The Atlantic: Pleading for the Fourth

In her solo dissent from a case at the U.S. Supreme Court on Monday, Justice Sonia Sotomayor chose to be blunt about the ruling’s implications. “By sanctioning a ‘shoot first, think later’ approach to policing, the Court renders the protections of the Fourth Amendment hollow,” she wrote of her colleagues’ 8-1 decision in Mullenix v. Lena to shield a police officer from liability for shooting a man during a high-speed chase.

Mullenix is neither a high-profile case on the Court’s docket nor a landmark decision in its jurisprudence. But Sotomayor’s dissent from it adds to what has become an increasingly prominent theme of her tenure: the Fourth Amendment’s constraints on law enforcement, and a skepticism toward those who try to stretch them.

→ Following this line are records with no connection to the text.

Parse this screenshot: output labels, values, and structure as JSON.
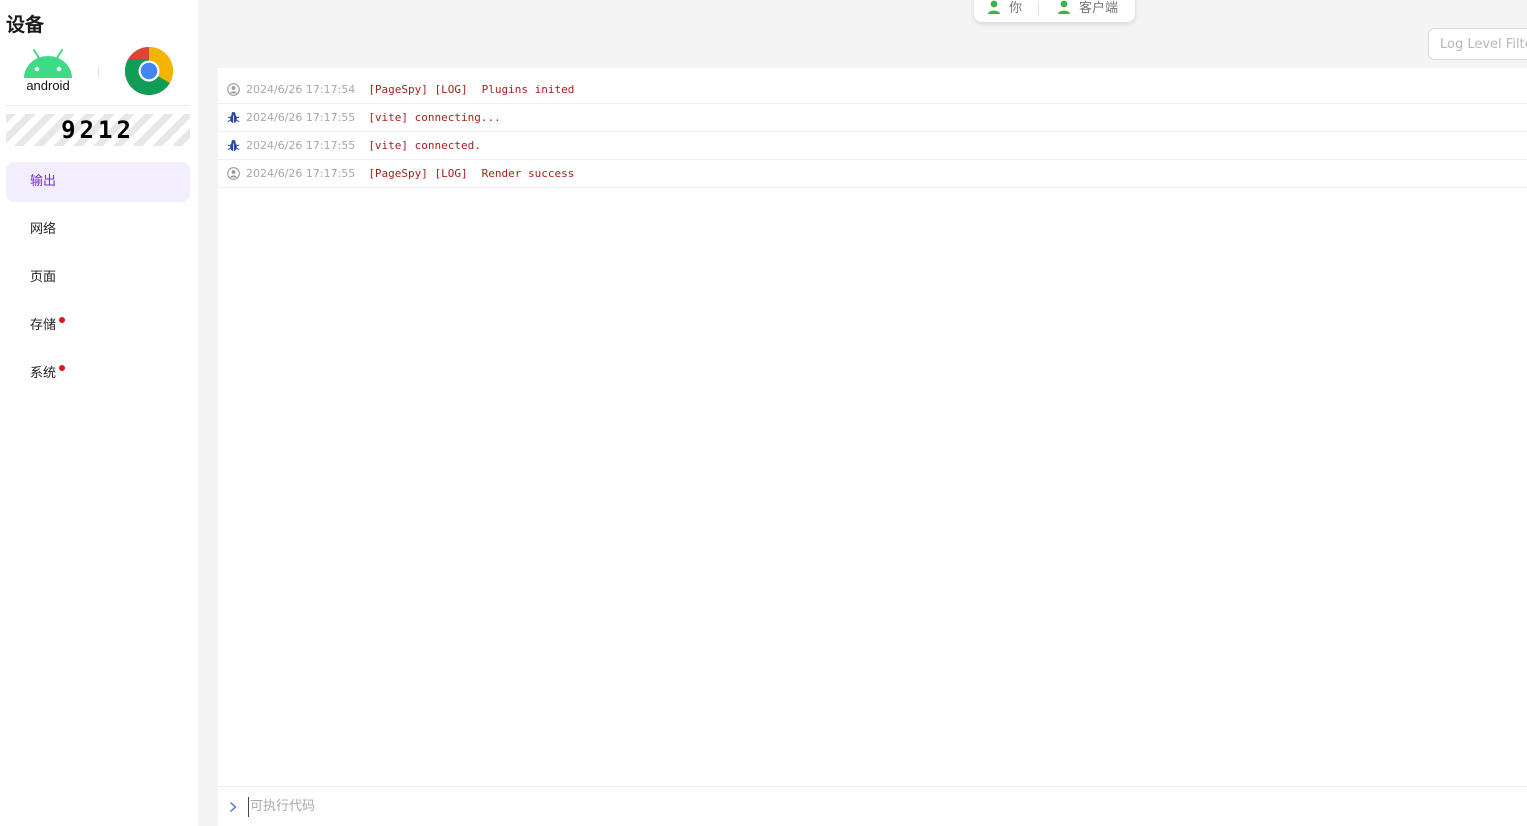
{
  "sidebar": {
    "title": "设备",
    "os_label": "android",
    "device_code": "9212",
    "nav_items": [
      {
        "label": "输出",
        "active": true,
        "badge": false
      },
      {
        "label": "网络",
        "active": false,
        "badge": false
      },
      {
        "label": "页面",
        "active": false,
        "badge": false
      },
      {
        "label": "存储",
        "active": false,
        "badge": true
      },
      {
        "label": "系统",
        "active": false,
        "badge": true
      }
    ]
  },
  "connection": {
    "you_label": "你",
    "client_label": "客户端",
    "status_color": "#3bb54a"
  },
  "filter": {
    "placeholder": "Log Level Filter"
  },
  "logs": [
    {
      "icon": "user-icon",
      "time": "2024/6/26 17:17:54",
      "source": "[PageSpy] [LOG]",
      "text": "Plugins inited"
    },
    {
      "icon": "bug-icon",
      "time": "2024/6/26 17:17:55",
      "source": "[vite] connecting...",
      "text": ""
    },
    {
      "icon": "bug-icon",
      "time": "2024/6/26 17:17:55",
      "source": "[vite] connected.",
      "text": ""
    },
    {
      "icon": "user-icon",
      "time": "2024/6/26 17:17:55",
      "source": "[PageSpy] [LOG]",
      "text": "Render success"
    }
  ],
  "command": {
    "placeholder": "可执行代码"
  },
  "colors": {
    "accent": "#7a2cd6",
    "active_bg": "#f3eefd",
    "log_text": "#a5211e",
    "badge": "#e0141e",
    "android_green": "#3ddc84"
  }
}
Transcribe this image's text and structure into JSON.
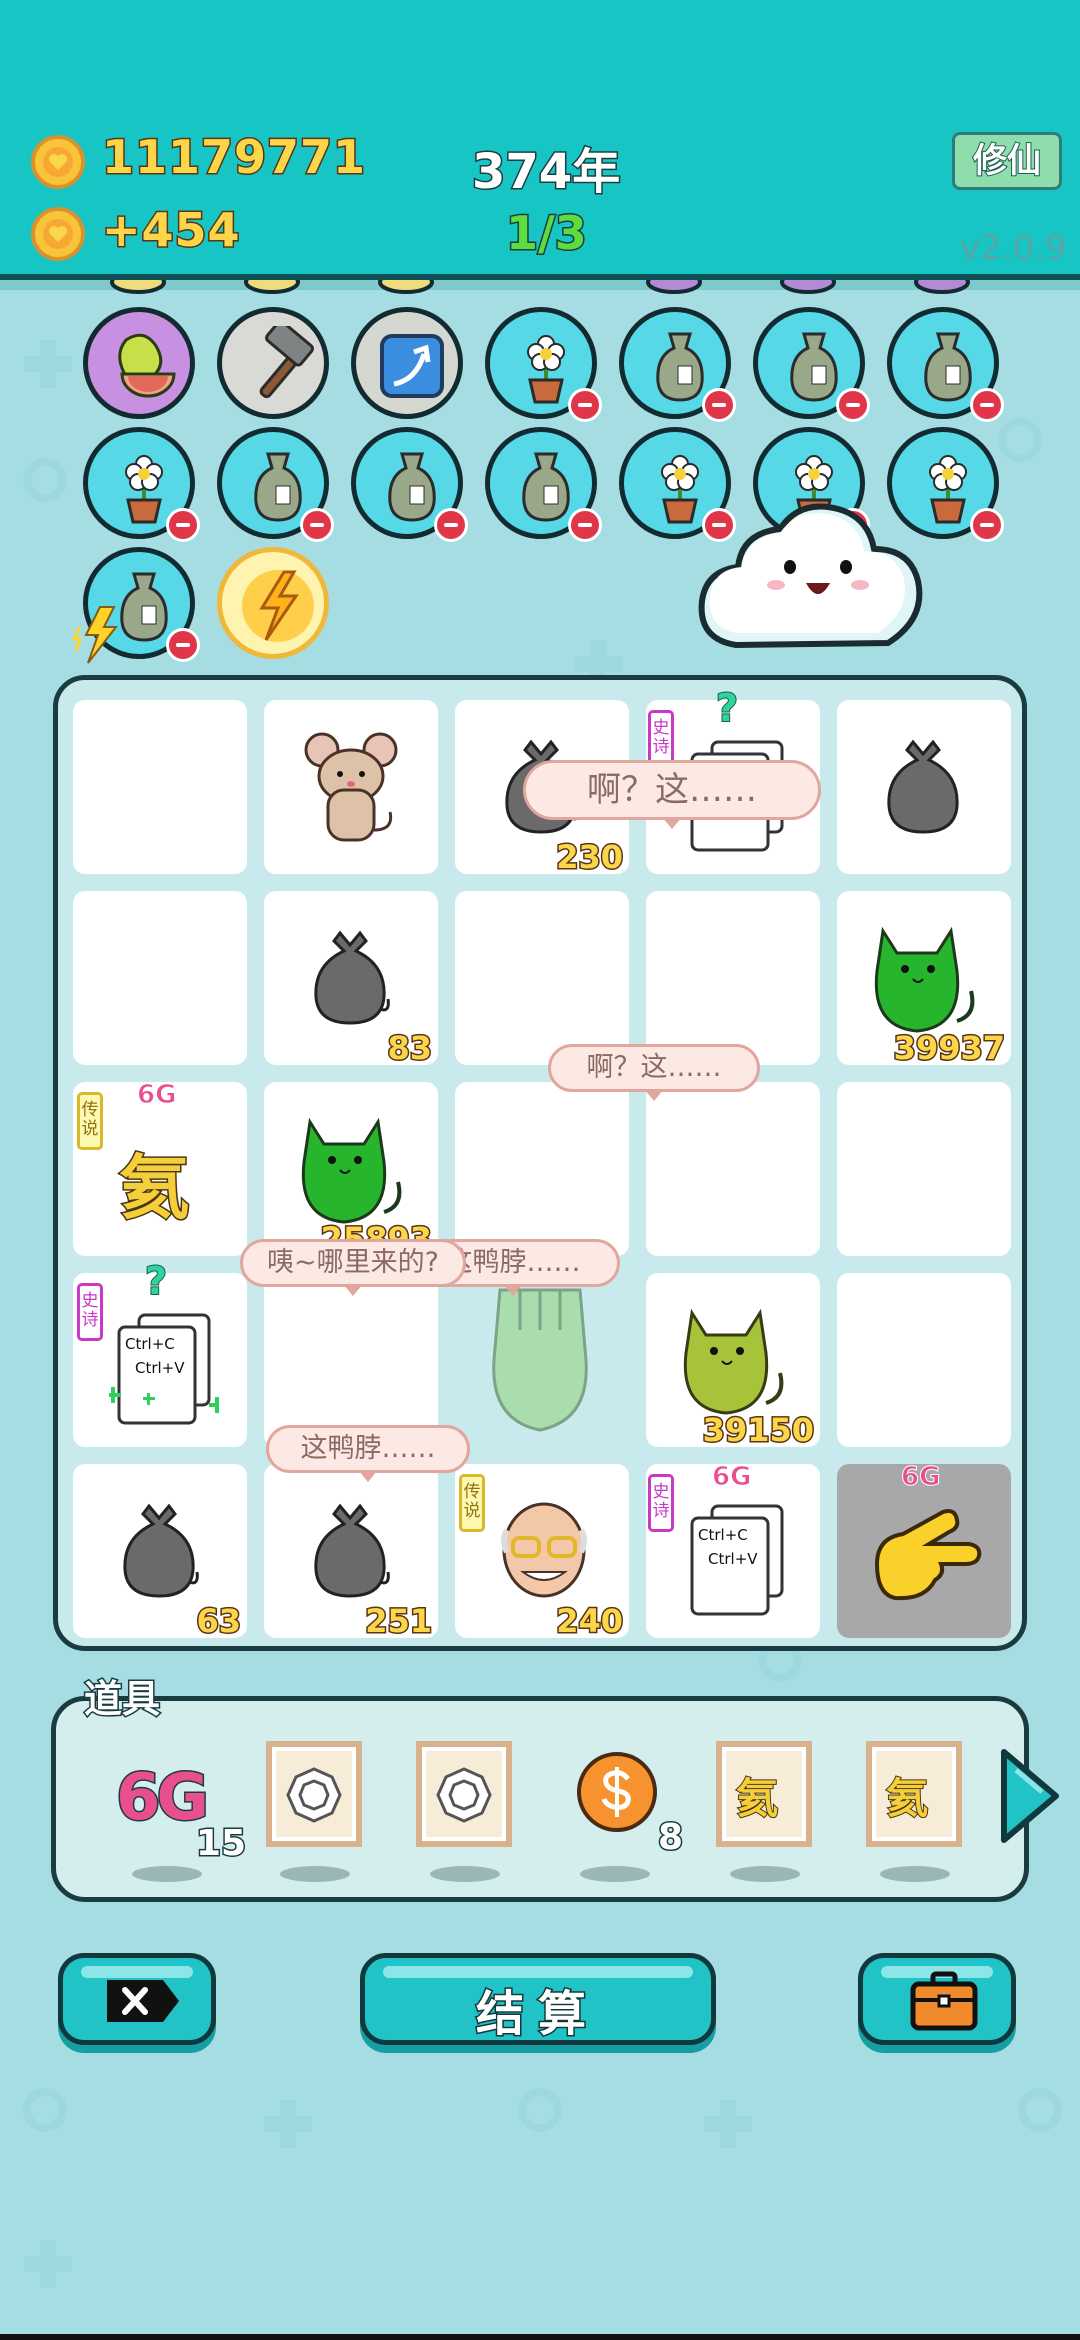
{
  "header": {
    "coins": "11179771",
    "income": "+454",
    "year": "374年",
    "stage": "1/3",
    "cultivate_button": "修仙",
    "version": "v2.0.9",
    "icon": "heart-coin-icon"
  },
  "skills": {
    "row1": [
      "grapefruit",
      "hammer",
      "upgrade-arrow",
      "flower-pot",
      "trash-bag",
      "trash-bag",
      "trash-bag"
    ],
    "row2": [
      "flower-pot",
      "trash-bag",
      "trash-bag",
      "trash-bag",
      "flower-pot",
      "flower-pot",
      "flower-pot"
    ],
    "row3": [
      "trash-bag-charged",
      "lightning-orb"
    ]
  },
  "board": {
    "cells": {
      "r0c2": "230",
      "r1c1": "83",
      "r1c4": "39937",
      "r2c0_element": "氦",
      "r2c1": "25893",
      "r3c3": "39150",
      "r4c0": "63",
      "r4c1": "251",
      "r4c2": "240"
    },
    "tags": {
      "epic": "史诗",
      "legend": "传说"
    },
    "badge_6g": "6G",
    "qmark": "?",
    "ctrl_c": "Ctrl+C",
    "ctrl_v": "Ctrl+V",
    "bubbles": {
      "b1": "啊？这……",
      "b2": "啊？这……",
      "b3": "咦~哪里来的?",
      "b4": "这鸭脖……",
      "b5": "这鸭脖……"
    }
  },
  "items": {
    "label": "道具",
    "sixg_text": "6G",
    "sixg_count": "15",
    "coin_count": "8",
    "helium": "氦"
  },
  "buttons": {
    "settle": "结算",
    "close_icon": "close-icon",
    "bag_icon": "briefcase-icon"
  },
  "colors": {
    "header": "#17c6c4",
    "background": "#a6dde3",
    "number_gold": "#fbd64a"
  }
}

This particular case centered on the death of Israel Leija, Jr., who was shot and killed by Chadrin Mullenix, a trooper with the Texas Department of Public Safety, during a high-speed pursuit on Interstate 27 near Tulia, Texas, in 2010. The chase began when a local police officer attempted to arrest Leija on an outstanding warrant in Tulia. Leija fled, leading officers on an 18-minute, high-speed pursuit. During the chase, Leija called the local police dispatcher and, in what the dispatcher interpreted as a state of intoxication, warned that he had a gun and would shoot officers pursuing him….Read the rest of the article at The Atlantic